Save our railway ticket offices!

‘Always be cheerful’ – a motto to which I’ll return in the final item – speaks to my natural demeanour. But when asked whether I see grounds for optimism in the UK business scene, I’ve struggled lately to find anything positive in the near-certain advent of a Labour government, the agonisingly slow retreat of inflation and the damage of still-rising interest rates. Nevertheless, let me take a step back. In an ONS survey this month, four times as many respondents (36 per cent) thought their business performance would improve over the next 12 months compared with those who thought it would decline (9 per cent). There were also upticks in

The politics of handbags

‘Of course, I am obstinate in defending our liberties and our law — that is why I carry a big handbag,’ Margaret Thatcher once told an interviewer. That handbag was part of the Iron Lady’s suit of armour; a fashion accoutrement turned into a political prop. But an accessory that became instantly recognisable on the outside held secrets on the inside. Thatcher referred to it as the only ‘leak-proof’ place in Downing Street, and it was a bag of tricks from which she might conjure pertinent quotes from Abraham Lincoln or Friedrich Hayek, or a crumpled brief from a mysterious source. Norman Tebbit said the art of being a successful

Letters: It’s too late for Boris

Disastrous decisions Sir: In his otherwise excellent analysis of Boris Johnson’s premiership (‘The missing leader’, 19 September), Fraser Nelson suggests that he could still succeed. It’s too late.
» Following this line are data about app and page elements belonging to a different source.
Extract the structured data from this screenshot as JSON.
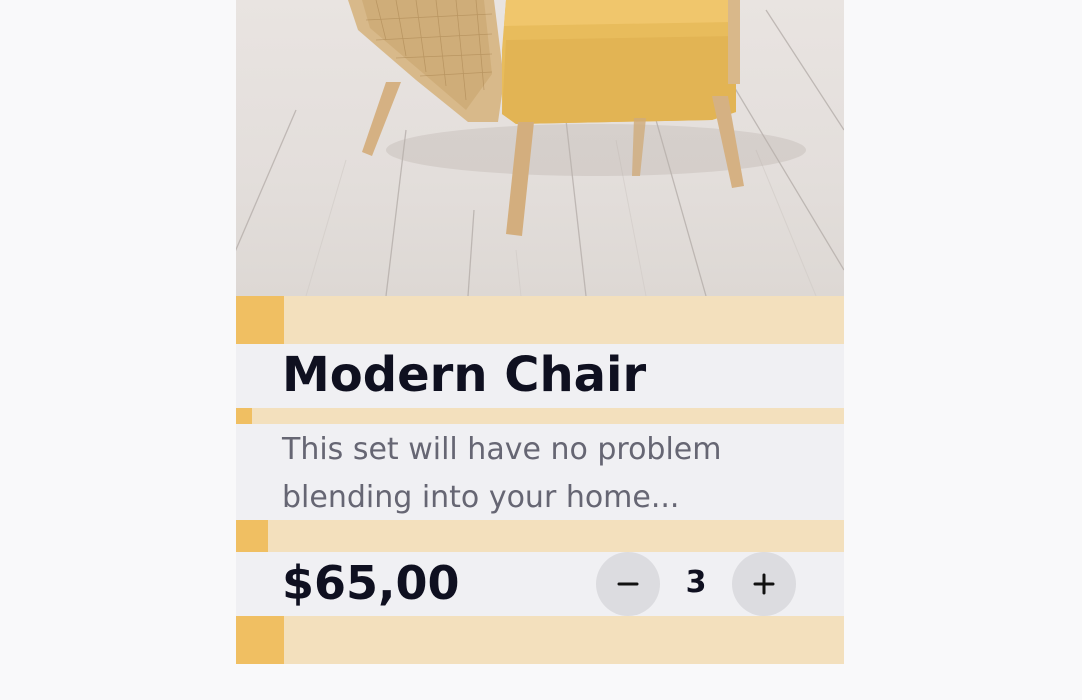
{
  "product": {
    "name": "Modern Chair",
    "description": "This set will have no problem blending into your home...",
    "price": "$65,00",
    "quantity": "3",
    "image_alt": "Modern Chair"
  },
  "controls": {
    "decrement_label": "Decrease quantity",
    "increment_label": "Increase quantity"
  },
  "colors": {
    "band": "#f3e0bd",
    "accent": "#f0bf62",
    "card_background": "#f0f0f3",
    "title": "#0f1020",
    "description": "#666673",
    "stepper_button": "#dcdce0"
  },
  "icons": {
    "decrement": "minus-icon",
    "increment": "plus-icon"
  }
}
Although we ‘know that he’s not responsible for the pandemic’, he is responsible for the government’s response to it. The consequences of that hysterical response, seemingly contrived by a small, mostly unelected cabal, have been, and will be, disastrous for huge numbers of people; the enormity of the failures too great to be set against subsequent successes. Boris persuaded us to support him with a carefully crafted image of a jovial positive thinker, a libertarian and man of the people. He’s been
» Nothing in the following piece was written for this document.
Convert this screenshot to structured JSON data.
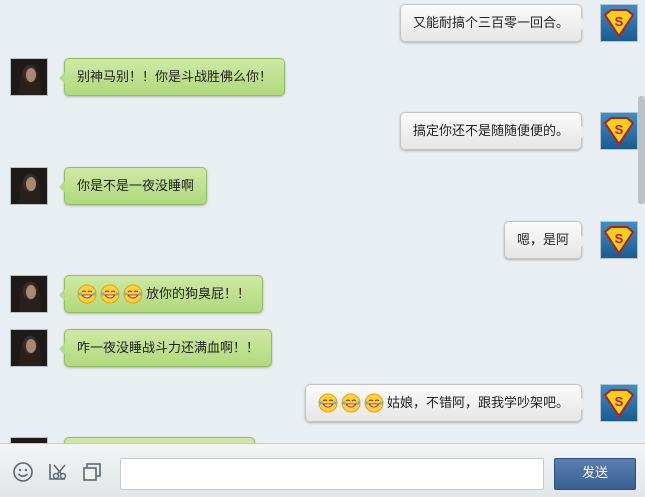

Why I’ve given up on handbags

I have given up handbags. Men may think this a trifling thing. Women will understand it was not a painless decision. In my adult life I had rarely left home without a bag. Sometimes just a small clutch bag, but more likely a bucket bag which hung, with the weight of a Yorkshire terrier, from my shoulder. I have a dent in my collarbone to prove it. Then came Covid. You may remember that obsessive hand-washing was the first thing asked of us. It preceded social distancing, mandatory masks and the proscription of everything that makes life enjoyable, and though I’m not a herd animal I did give some thought